Oslo-based Nordic has doubled the size of the Norwegian airport with the addition of the 140,000-square-metre extension. It increases the capacity of the airport to 35 million passengers a year.
The project included the expansion of the existing terminal and the addition of a new train station, which is located at the centre of the airport.
The new 300-metre-long structure branches out perpendicular to the existing terminal. It features a curved roof clad in a combination of reflective panels and timber sourced from Scandinavian forests.
Inside the terminal, domestic and international gates are stacked on top of one another.
A large window at the northern end of the pier and long expanses of glazing along the sides provide views of the runway, while the 300-metre-long skylight brings in natural light to the gates.
“The compact layout of the building, transparency and open spaces enhance visual legibility and wayfinding, providing reassurance and peace of mind for travellers,” said the architects.
The structure is glue-laminated timber, also known as glulam, which is manufactured by layering up multiple slices of wood and gluing them together. These ribs remain exposed inside, supported by thick concrete columns.
All the materials, including recycled steel and concrete mixed with volcanic ash, were chosen to be environmentally friendly. The architects claim this is one of the most energy-efficient airports in the world.
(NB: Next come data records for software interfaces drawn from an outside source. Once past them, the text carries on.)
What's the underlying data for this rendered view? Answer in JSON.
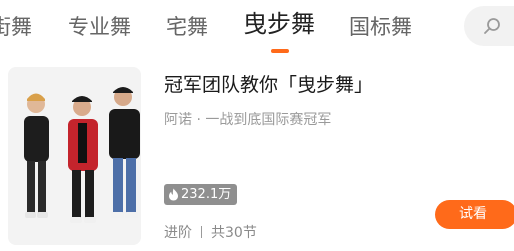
{
  "tabs": [
    {
      "label": "街舞",
      "active": false
    },
    {
      "label": "专业舞",
      "active": false
    },
    {
      "label": "宅舞",
      "active": false
    },
    {
      "label": "曳步舞",
      "active": true
    },
    {
      "label": "国标舞",
      "active": false
    }
  ],
  "search": {
    "icon": "search-icon"
  },
  "course": {
    "title": "冠军团队教你「曳步舞」",
    "subtitle": "阿诺 · 一战到底国际赛冠军",
    "views": "232.1万",
    "views_icon": "flame-icon",
    "level": "进阶",
    "lessons": "共30节",
    "trial_label": "试看"
  },
  "colors": {
    "accent": "#ff6a1a",
    "badge": "#8f8f8f"
  }
}
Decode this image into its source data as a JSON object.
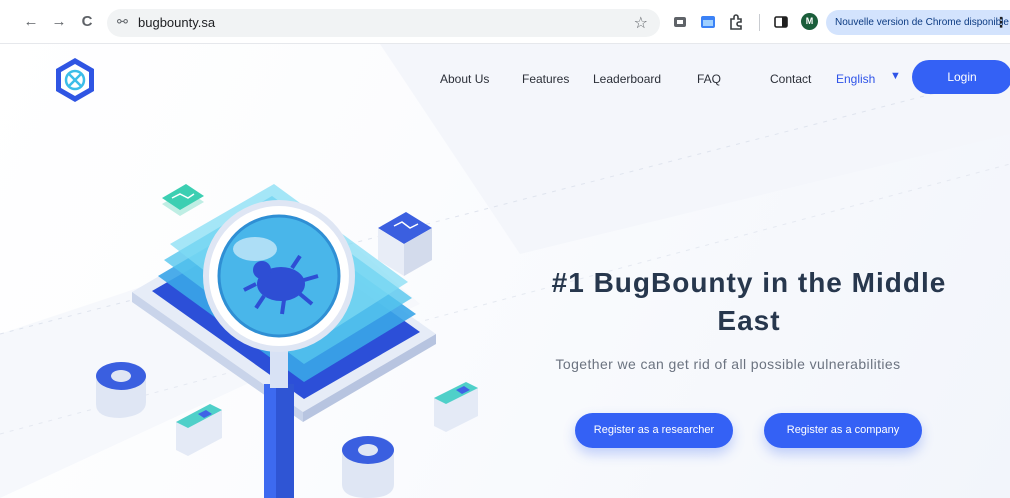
{
  "browser": {
    "url": "bugbounty.sa",
    "update_notice": "Nouvelle version de Chrome disponible",
    "profile_initial": "M",
    "back_glyph": "←",
    "forward_glyph": "→",
    "reload_glyph": "C",
    "menu_glyph": "⋮",
    "star_glyph": "☆",
    "tune_glyph": "⚯"
  },
  "nav": {
    "links": [
      "About Us",
      "Features",
      "Leaderboard",
      "FAQ",
      "Contact"
    ],
    "language": "English",
    "caret": "▼",
    "login_label": "Login"
  },
  "hero": {
    "title": "#1 BugBounty in the Middle East",
    "subtitle": "Together we can get rid of all possible vulnerabilities",
    "cta_researcher": "Register as a researcher",
    "cta_company": "Register as a company"
  },
  "icons": {
    "logo": "shield-bug-icon",
    "back": "arrow-left-icon",
    "forward": "arrow-right-icon",
    "reload": "reload-icon",
    "bookmark": "star-icon",
    "menu": "kebab-menu-icon"
  },
  "colors": {
    "brand": "#3461f5",
    "text_dark": "#27374d",
    "text_muted": "#6b7380",
    "update_bg": "#d3e3fd"
  }
}
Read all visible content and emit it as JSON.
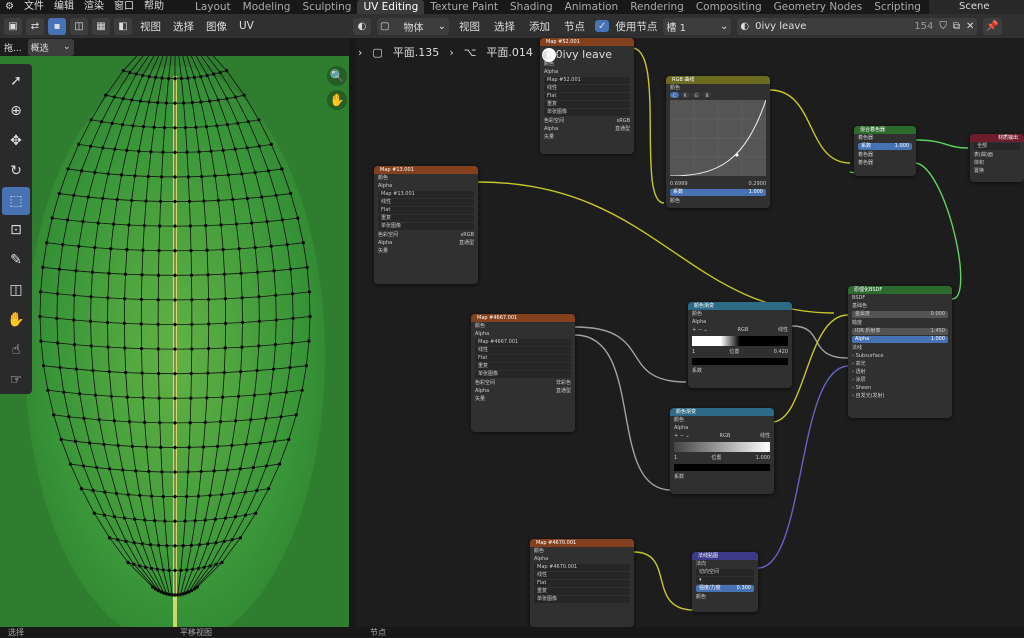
{
  "menu": {
    "items": [
      "文件",
      "编辑",
      "渲染",
      "窗口",
      "帮助"
    ]
  },
  "workspaces": [
    "Layout",
    "Modeling",
    "Sculpting",
    "UV Editing",
    "Texture Paint",
    "Shading",
    "Animation",
    "Rendering",
    "Compositing",
    "Geometry Nodes",
    "Scripting"
  ],
  "active_workspace": "UV Editing",
  "add_tab": "+",
  "scene": "Scene",
  "uv_header": {
    "menus": [
      "视图",
      "选择",
      "图像",
      "UV"
    ]
  },
  "uv_sub": {
    "drag": "拖...",
    "select_mode": "概选"
  },
  "node_header": {
    "object_mode": "物体",
    "menus": [
      "视图",
      "选择",
      "添加",
      "节点"
    ],
    "use_nodes": "使用节点",
    "slot": "槽 1",
    "material": "0ivy leave",
    "users": "154"
  },
  "breadcrumb": {
    "object": "平面.135",
    "mesh": "平面.014",
    "material": "0ivy leave"
  },
  "nodes": {
    "map52": {
      "title": "Map #52.001",
      "image": "Map #52.001",
      "outputs": [
        "颜色",
        "Alpha"
      ],
      "rows": [
        "线性",
        "Flat",
        "重复",
        "单张图像"
      ],
      "colorspace_label": "色彩空间",
      "colorspace": "sRGB",
      "alpha_label": "Alpha",
      "alpha": "直通型",
      "vec": "矢量"
    },
    "rgbcurve": {
      "title": "RGB 曲线",
      "out": "颜色",
      "pos_x": "0.6999",
      "pos_y": "0.2900",
      "fac_label": "系数",
      "fac": "1.000",
      "in": "颜色",
      "channels": [
        "C",
        "R",
        "G",
        "B"
      ]
    },
    "map13": {
      "title": "Map #13.001",
      "image": "Map #13.001",
      "outputs": [
        "颜色",
        "Alpha"
      ],
      "rows": [
        "线性",
        "Flat",
        "重复",
        "单张图像"
      ],
      "colorspace_label": "色彩空间",
      "colorspace": "sRGB",
      "alpha_label": "Alpha",
      "alpha": "直通型",
      "vec": "矢量"
    },
    "mix": {
      "title": "混合着色器",
      "out": "着色器",
      "fac_label": "系数",
      "fac": "1.000",
      "in1": "着色器",
      "in2": "着色器"
    },
    "output": {
      "title": "材质输出",
      "target": "全部",
      "in1": "表(曲)面",
      "in2": "体积",
      "in3": "置换"
    },
    "map4667": {
      "title": "Map #4667.001",
      "image": "Map #4667.001",
      "outputs": [
        "颜色",
        "Alpha"
      ],
      "rows": [
        "线性",
        "Flat",
        "重复",
        "单张图像"
      ],
      "colorspace_label": "色彩空间",
      "colorspace": "非彩色",
      "alpha_label": "Alpha",
      "alpha": "直通型",
      "vec": "矢量"
    },
    "ramp1": {
      "title": "颜色渐变",
      "outputs": [
        "颜色",
        "Alpha"
      ],
      "mode": "RGB",
      "interp": "线性",
      "index": "1",
      "pos_label": "位置",
      "pos": "0.420",
      "in": "系数"
    },
    "ramp2": {
      "title": "颜色渐变",
      "outputs": [
        "颜色",
        "Alpha"
      ],
      "mode": "RGB",
      "interp": "线性",
      "index": "1",
      "pos_label": "位置",
      "pos": "1.000",
      "in": "系数"
    },
    "bsdf": {
      "title": "原理化BSDF",
      "out": "BSDF",
      "in_base": "基础色",
      "metallic_label": "金属度",
      "metallic": "0.000",
      "rough": "糙度",
      "ior_label": "IOR 折射率",
      "ior": "1.450",
      "alpha_label": "Alpha",
      "alpha": "1.000",
      "normal": "法线",
      "panels": [
        "Subsurface",
        "高光",
        "透射",
        "涂层",
        "Sheen",
        "自发光(发射)"
      ]
    },
    "map4670": {
      "title": "Map #4670.001",
      "image": "Map #4670.001",
      "outputs": [
        "颜色",
        "Alpha"
      ],
      "rows": [
        "线性",
        "Flat",
        "重复",
        "单张图像"
      ]
    },
    "normal": {
      "title": "法线贴图",
      "out": "法向",
      "space": "切向空间",
      "strength_label": "强度/力度",
      "strength": "0.300",
      "in": "颜色"
    }
  },
  "status": {
    "left": "选择",
    "mid": "平移视图",
    "right": "节点"
  },
  "colors": {
    "uv_bg": "#2f7e2f",
    "active": "#4772b3"
  }
}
“By choosing environmentally friendlier concrete, the highest degree of recycled steel in armouring, and a wooden roof cladding on the new pier, along with other similar measures, the building’s CO2 emissions were reduced by 35 per cent,” the architects said.
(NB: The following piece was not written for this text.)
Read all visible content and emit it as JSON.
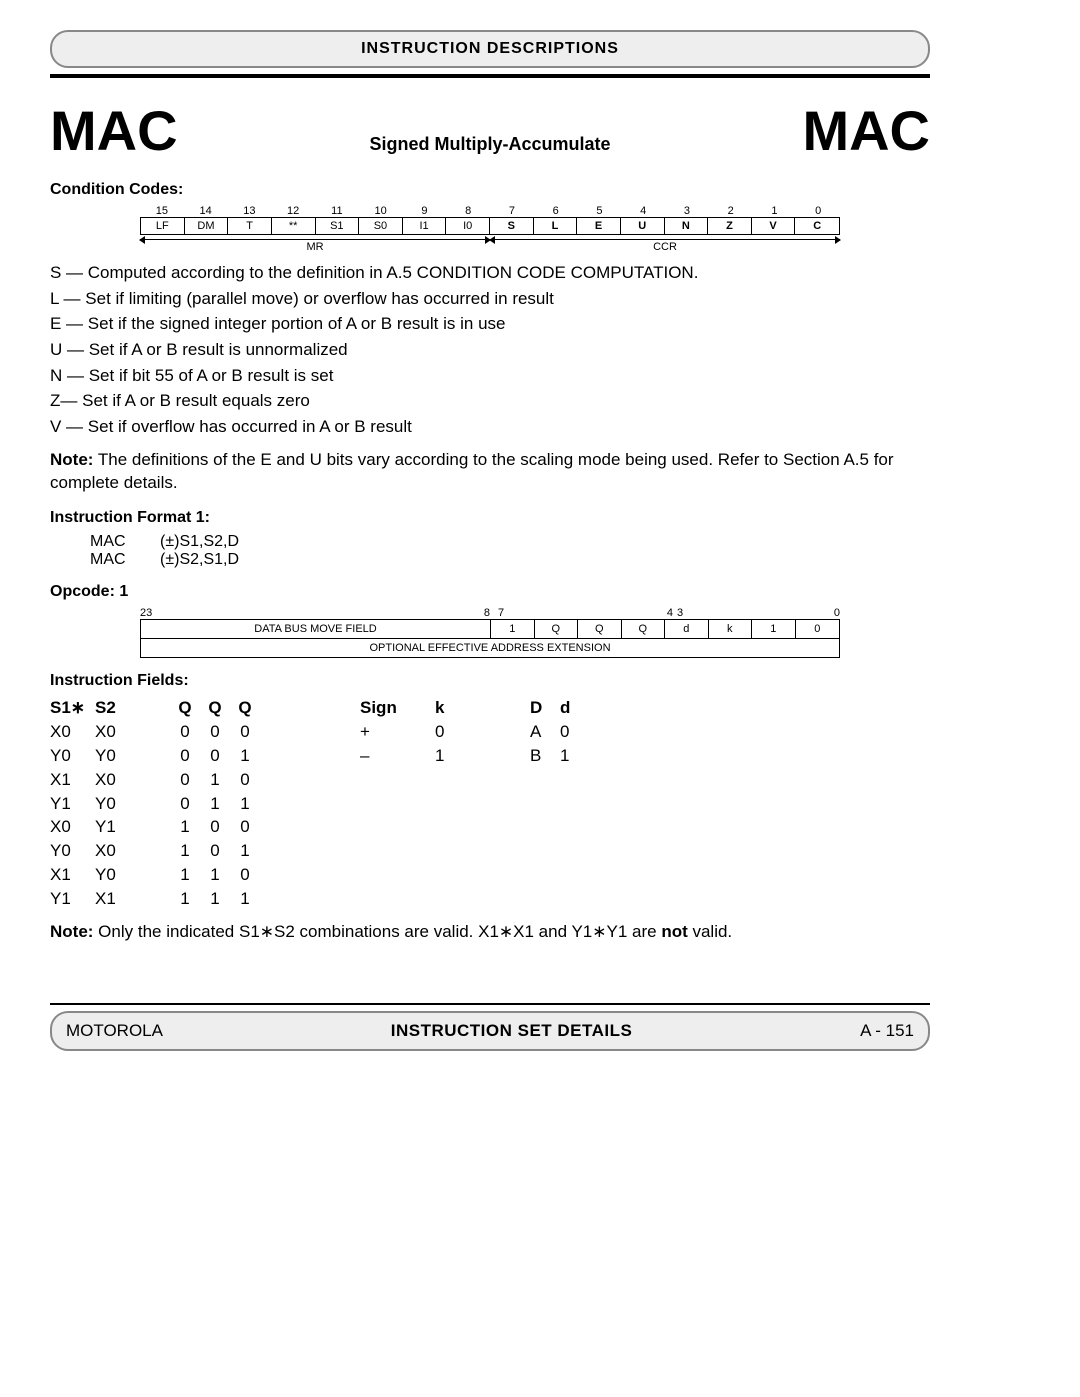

“This will be the world’s first airport building expected to achieve BREEAM excellent rating, a global benchmark for sustainable design,” they continued.
Nordic Office of Architecture was founded in 1979 as Narud Stokke Wiig (NSW), but split in 1992 into two separate companies. The name Nordic was established in 2012.
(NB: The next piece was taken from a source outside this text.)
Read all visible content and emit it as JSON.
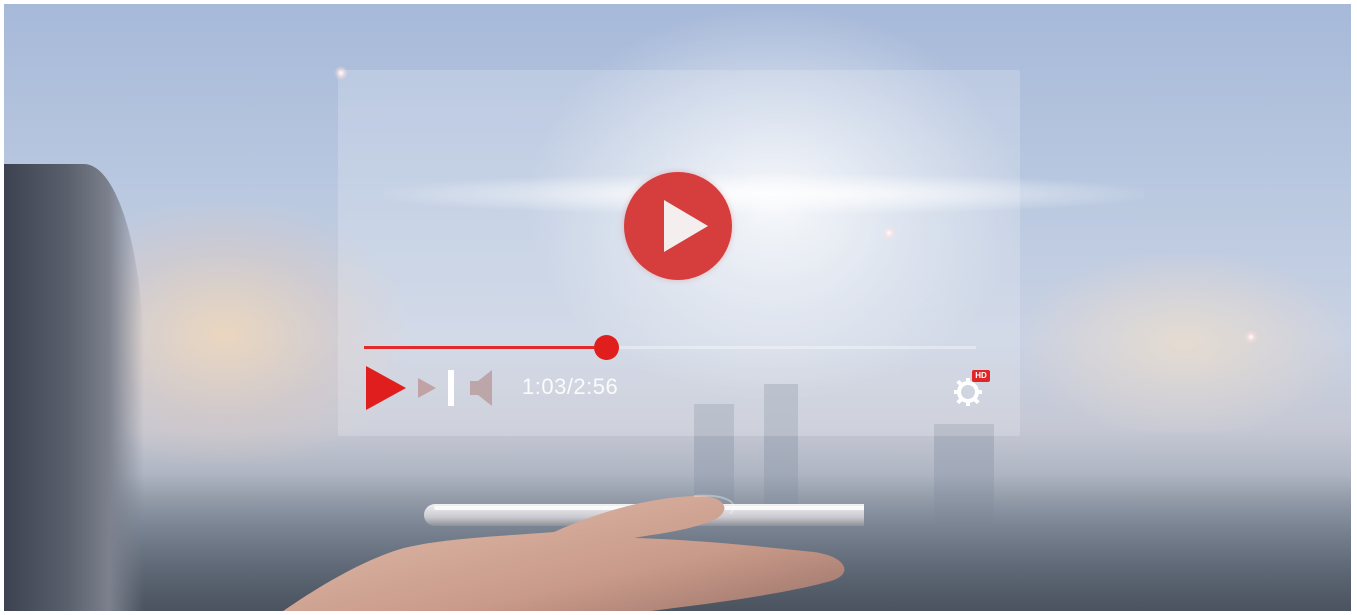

The firm now has offices in Copenhagen and London, as well as Oslo. Its recent projects include a concrete and glass house with a view over Trondheim.
Photography is by Knut Ramstad, unless stated otherwise.